Task statement: What's needed is an exact copy of all the data below, without pictures.

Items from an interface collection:
────────────────────
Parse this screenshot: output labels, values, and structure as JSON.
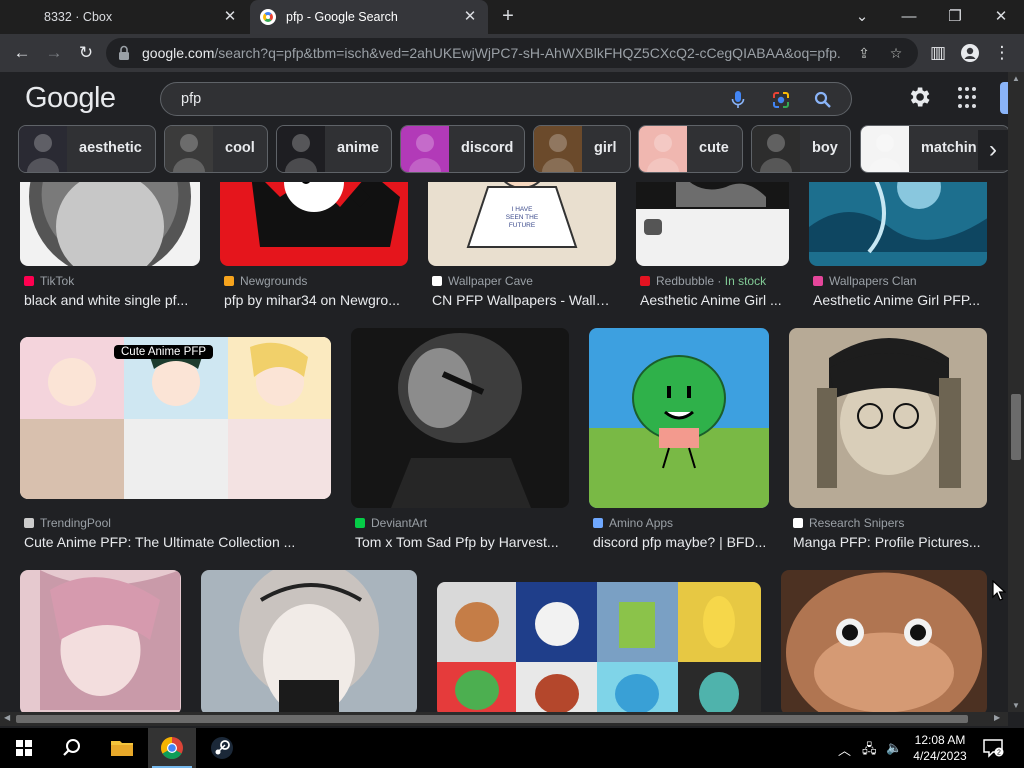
{
  "tabs": [
    {
      "title": "8332 · Cbox",
      "active": false
    },
    {
      "title": "pfp - Google Search",
      "active": true
    }
  ],
  "window_controls": {
    "menu": "⌄",
    "minimize": "—",
    "restore": "❐",
    "close": "✕"
  },
  "address_bar": {
    "host": "google.com",
    "path": "/search?q=pfp&tbm=isch&ved=2ahUKEwjWjPC7-sH-AhWXBlkFHQZ5CXcQ2-cCegQIABAA&oq=pfp..."
  },
  "google": {
    "logo": "Google",
    "query": "pfp"
  },
  "chips": [
    {
      "label": "aesthetic",
      "thumb": "#2a2a33"
    },
    {
      "label": "cool",
      "thumb": "#3b3b3b"
    },
    {
      "label": "anime",
      "thumb": "#1e1e22"
    },
    {
      "label": "discord",
      "thumb": "#b23ab8"
    },
    {
      "label": "girl",
      "thumb": "#6b4a2b"
    },
    {
      "label": "cute",
      "thumb": "#f0b7b0"
    },
    {
      "label": "boy",
      "thumb": "#2d2d2d"
    },
    {
      "label": "matchin",
      "thumb": "#f4f4f4"
    }
  ],
  "row1": [
    {
      "source": "TikTok",
      "title": "black and white single pf...",
      "fav": "#ff0050",
      "img": {
        "kind": "grey-avatar",
        "bg": "#f2f2f2",
        "fg": "#c7c7c7"
      }
    },
    {
      "source": "Newgrounds",
      "title": "pfp by mihar34 on Newgro...",
      "fav": "#f7a41d",
      "img": {
        "kind": "red-character",
        "bg": "#e5151c",
        "fg": "#111111"
      }
    },
    {
      "source": "Wallpaper Cave",
      "title": "CN PFP Wallpapers - Wallp...",
      "fav": "#ffffff",
      "img": {
        "kind": "figure-white-shirt",
        "bg": "#e9dfcf",
        "fg": "#ffffff",
        "shirt_text": "I HAVE SEEN THE FUTURE"
      }
    },
    {
      "source": "Redbubble",
      "stock": "In stock",
      "title": "Aesthetic Anime Girl ...",
      "fav": "#e41321",
      "img": {
        "kind": "dark-sticker",
        "bg": "#161616",
        "fg": "#6d6d6d"
      }
    },
    {
      "source": "Wallpapers Clan",
      "title": "Aesthetic Anime Girl PFP...",
      "fav": "#e5469b",
      "img": {
        "kind": "blue-water-girl",
        "bg": "#1d6f8e",
        "fg": "#89c7de"
      }
    }
  ],
  "row2": [
    {
      "source": "TrendingPool",
      "title": "Cute Anime PFP: The Ultimate Collection ...",
      "fav": "#cccccc",
      "overlay": "Cute Anime PFP",
      "img": {
        "kind": "anime-collage",
        "bg": "#f2e6e0"
      }
    },
    {
      "source": "DeviantArt",
      "title": "Tom x Tom Sad Pfp by Harvest...",
      "fav": "#05cc47",
      "img": {
        "kind": "tom-cat-dark",
        "bg": "#151515",
        "fg": "#8c8c8c"
      }
    },
    {
      "source": "Amino Apps",
      "title": "discord pfp maybe? | BFD...",
      "fav": "#6fa8ff",
      "img": {
        "kind": "bfdi-tree",
        "bg": "#3da0e0",
        "fg": "#2fb14a"
      }
    },
    {
      "source": "Research Snipers",
      "title": "Manga PFP: Profile Pictures...",
      "fav": "#ffffff",
      "img": {
        "kind": "manga-boy",
        "bg": "#b7aa96",
        "fg": "#1d1d1d"
      }
    }
  ],
  "row3": [
    {
      "img": {
        "kind": "pink-anime",
        "bg": "#e6c9cf"
      }
    },
    {
      "img": {
        "kind": "grey-anime",
        "bg": "#a9b4bd"
      }
    },
    {
      "img": {
        "kind": "pepe-collage",
        "bg": "#3e3e3e"
      }
    },
    {
      "img": {
        "kind": "dog-face",
        "bg": "#4c3122"
      }
    }
  ],
  "taskbar": {
    "time": "12:08 AM",
    "date": "4/24/2023",
    "apps": [
      "start",
      "search",
      "file-explorer",
      "chrome",
      "steam"
    ]
  }
}
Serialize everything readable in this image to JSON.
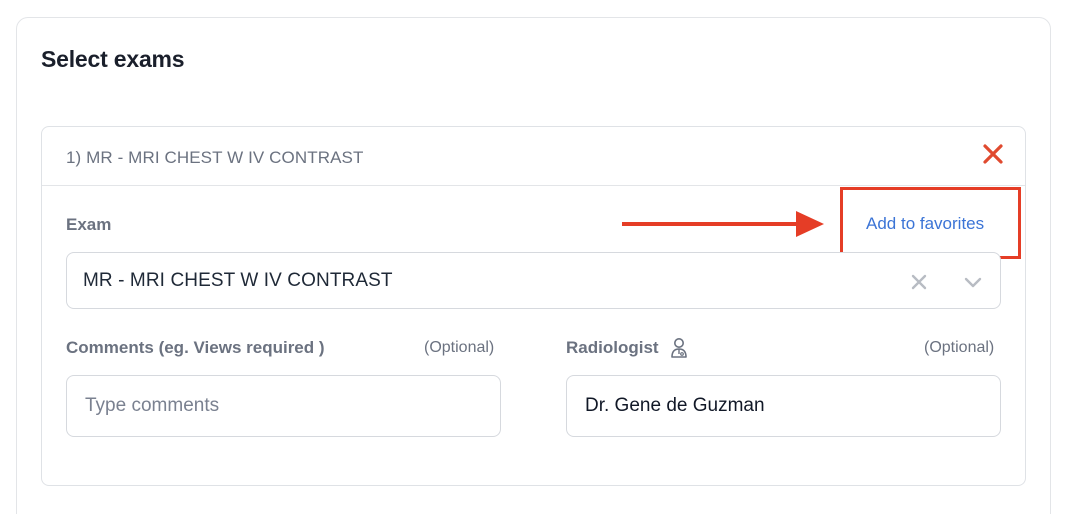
{
  "section": {
    "title": "Select exams"
  },
  "exam_card": {
    "title": "1) MR - MRI CHEST W IV CONTRAST",
    "remove_icon": "close-icon",
    "remove_color": "#e04a2f"
  },
  "exam_field": {
    "label": "Exam",
    "favorites_link": "Add to favorites",
    "selected_value": "MR - MRI CHEST W IV CONTRAST",
    "clear_icon": "clear-icon",
    "dropdown_icon": "chevron-down-icon"
  },
  "comments_field": {
    "label": "Comments (eg. Views required )",
    "optional": "(Optional)",
    "placeholder": "Type comments",
    "value": ""
  },
  "radiologist_field": {
    "label": "Radiologist",
    "icon": "doctor-icon",
    "optional": "(Optional)",
    "value": "Dr. Gene de Guzman"
  },
  "annotation": {
    "color": "#e53d26",
    "arrow_icon": "arrow-right-icon"
  },
  "colors": {
    "link": "#3b74d6",
    "label": "#6b7280",
    "border": "#d6d9de"
  }
}
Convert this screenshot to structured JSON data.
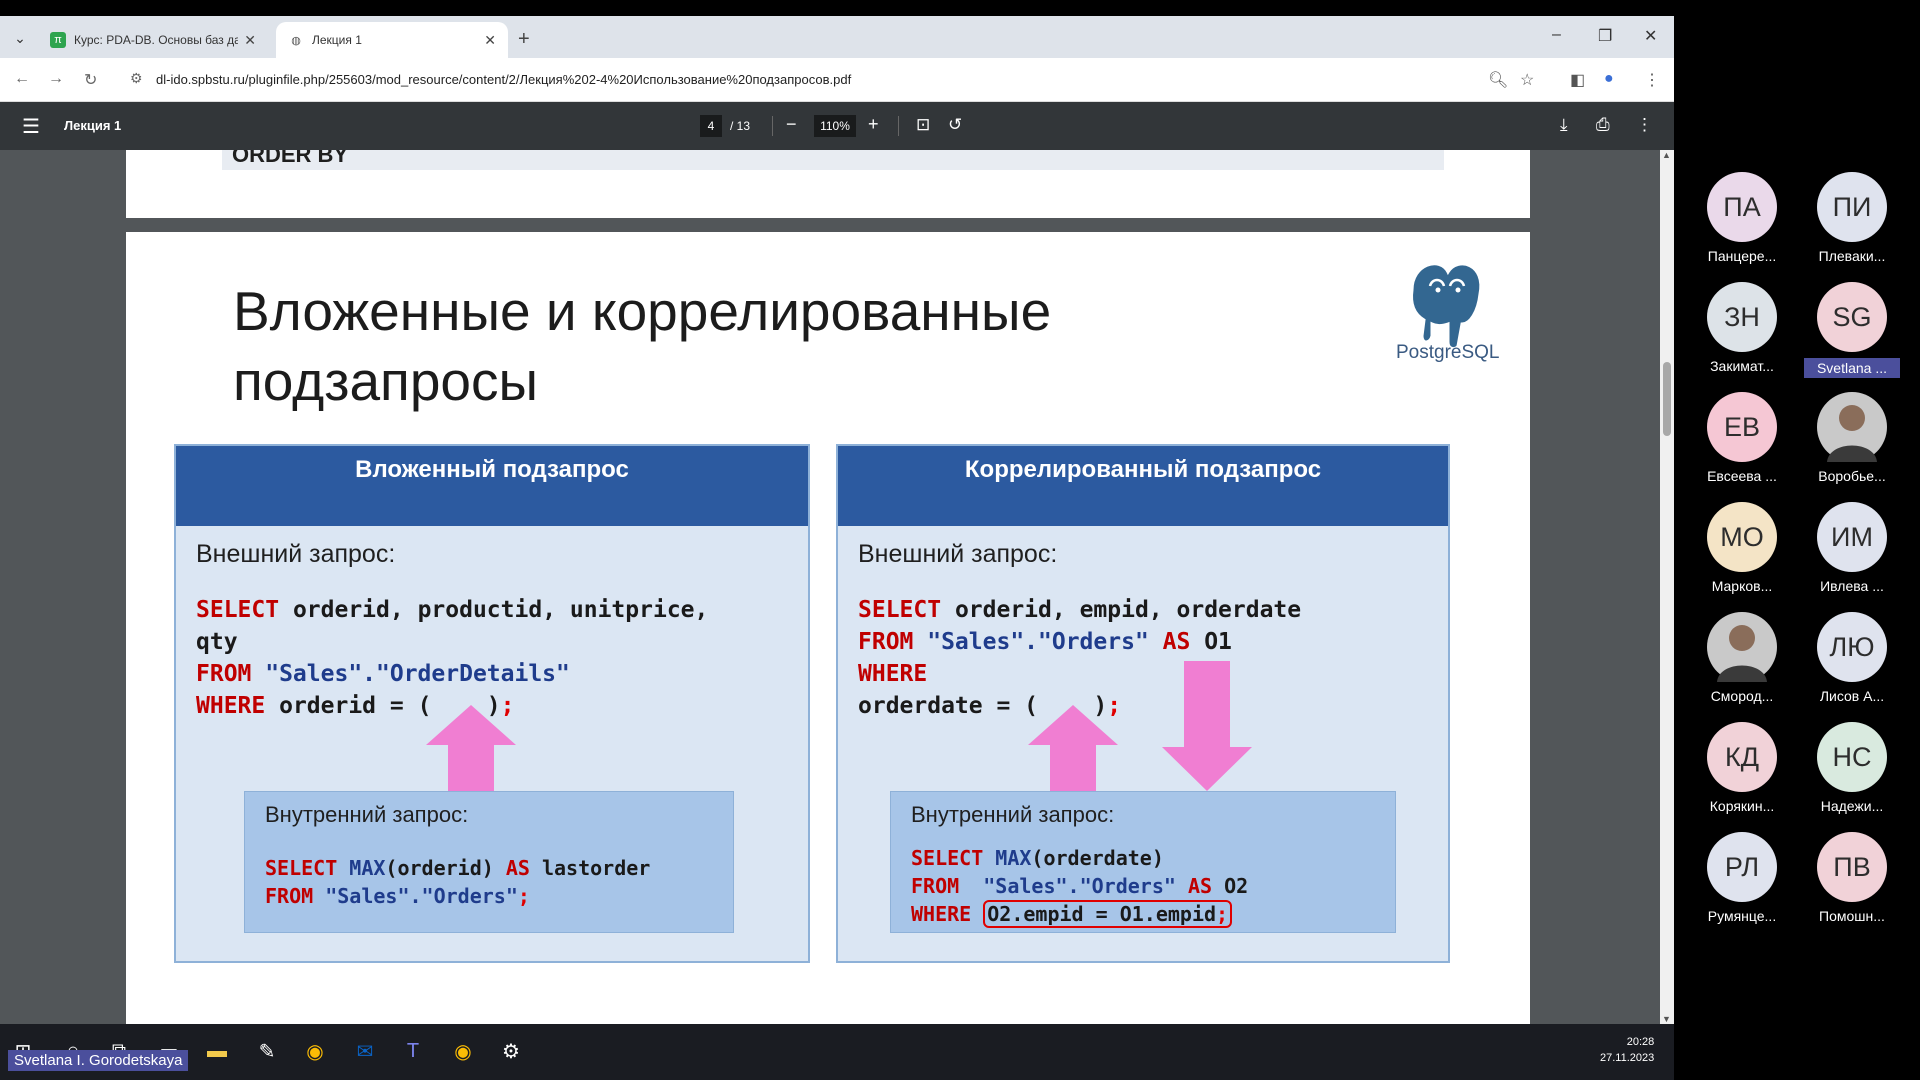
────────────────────
Task solution:
Parse this screenshot: output labels, values, and structure as JSON.
{
  "tabs": [
    {
      "title": "8332 · Cbox",
      "active": false
    },
    {
      "title": "pfp - Google Search",
      "active": true
    }
  ],
  "window_controls": {
    "menu": "⌄",
    "minimize": "—",
    "restore": "❐",
    "close": "✕"
  },
  "address_bar": {
    "host": "google.com",
    "path": "/search?q=pfp&tbm=isch&ved=2ahUKEwjWjPC7-sH-AhWXBlkFHQZ5CXcQ2-cCegQIABAA&oq=pfp..."
  },
  "google": {
    "logo": "Google",
    "query": "pfp"
  },
  "chips": [
    {
      "label": "aesthetic",
      "thumb": "#2a2a33"
    },
    {
      "label": "cool",
      "thumb": "#3b3b3b"
    },
    {
      "label": "anime",
      "thumb": "#1e1e22"
    },
    {
      "label": "discord",
      "thumb": "#b23ab8"
    },
    {
      "label": "girl",
      "thumb": "#6b4a2b"
    },
    {
      "label": "cute",
      "thumb": "#f0b7b0"
    },
    {
      "label": "boy",
      "thumb": "#2d2d2d"
    },
    {
      "label": "matchin",
      "thumb": "#f4f4f4"
    }
  ],
  "row1": [
    {
      "source": "TikTok",
      "title": "black and white single pf...",
      "fav": "#ff0050",
      "img": {
        "kind": "grey-avatar",
        "bg": "#f2f2f2",
        "fg": "#c7c7c7"
      }
    },
    {
      "source": "Newgrounds",
      "title": "pfp by mihar34 on Newgro...",
      "fav": "#f7a41d",
      "img": {
        "kind": "red-character",
        "bg": "#e5151c",
        "fg": "#111111"
      }
    },
    {
      "source": "Wallpaper Cave",
      "title": "CN PFP Wallpapers - Wallp...",
      "fav": "#ffffff",
      "img": {
        "kind": "figure-white-shirt",
        "bg": "#e9dfcf",
        "fg": "#ffffff",
        "shirt_text": "I HAVE SEEN THE FUTURE"
      }
    },
    {
      "source": "Redbubble",
      "stock": "In stock",
      "title": "Aesthetic Anime Girl ...",
      "fav": "#e41321",
      "img": {
        "kind": "dark-sticker",
        "bg": "#161616",
        "fg": "#6d6d6d"
      }
    },
    {
      "source": "Wallpapers Clan",
      "title": "Aesthetic Anime Girl PFP...",
      "fav": "#e5469b",
      "img": {
        "kind": "blue-water-girl",
        "bg": "#1d6f8e",
        "fg": "#89c7de"
      }
    }
  ],
  "row2": [
    {
      "source": "TrendingPool",
      "title": "Cute Anime PFP: The Ultimate Collection ...",
      "fav": "#cccccc",
      "overlay": "Cute Anime PFP",
      "img": {
        "kind": "anime-collage",
        "bg": "#f2e6e0"
      }
    },
    {
      "source": "DeviantArt",
      "title": "Tom x Tom Sad Pfp by Harvest...",
      "fav": "#05cc47",
      "img": {
        "kind": "tom-cat-dark",
        "bg": "#151515",
        "fg": "#8c8c8c"
      }
    },
    {
      "source": "Amino Apps",
      "title": "discord pfp maybe? | BFD...",
      "fav": "#6fa8ff",
      "img": {
        "kind": "bfdi-tree",
        "bg": "#3da0e0",
        "fg": "#2fb14a"
      }
    },
    {
      "source": "Research Snipers",
      "title": "Manga PFP: Profile Pictures...",
      "fav": "#ffffff",
      "img": {
        "kind": "manga-boy",
        "bg": "#b7aa96",
        "fg": "#1d1d1d"
      }
    }
  ],
  "row3": [
    {
      "img": {
        "kind": "pink-anime",
        "bg": "#e6c9cf"
      }
    },
    {
      "img": {
        "kind": "grey-anime",
        "bg": "#a9b4bd"
      }
    },
    {
      "img": {
        "kind": "pepe-collage",
        "bg": "#3e3e3e"
      }
    },
    {
      "img": {
        "kind": "dog-face",
        "bg": "#4c3122"
      }
    }
  ],
  "taskbar": {
    "time": "12:08 AM",
    "date": "4/24/2023",
    "apps": [
      "start",
      "search",
      "file-explorer",
      "chrome",
      "steam"
    ]
  }
}
Serialize everything readable in this image to JSON.
{
  "section": {
    "title": "Select exams"
  },
  "exam_card": {
    "title": "1) MR - MRI CHEST W IV CONTRAST",
    "remove_icon": "close-icon",
    "remove_color": "#e04a2f"
  },
  "exam_field": {
    "label": "Exam",
    "favorites_link": "Add to favorites",
    "selected_value": "MR - MRI CHEST W IV CONTRAST",
    "clear_icon": "clear-icon",
    "dropdown_icon": "chevron-down-icon"
  },
  "comments_field": {
    "label": "Comments (eg. Views required )",
    "optional": "(Optional)",
    "placeholder": "Type comments",
    "value": ""
  },
  "radiologist_field": {
    "label": "Radiologist",
    "icon": "doctor-icon",
    "optional": "(Optional)",
    "value": "Dr. Gene de Guzman"
  },
  "annotation": {
    "color": "#e53d26",
    "arrow_icon": "arrow-right-icon"
  },
  "colors": {
    "link": "#3b74d6",
    "label": "#6b7280",
    "border": "#d6d9de"
  }
}
Convert this screenshot to structured JSON data.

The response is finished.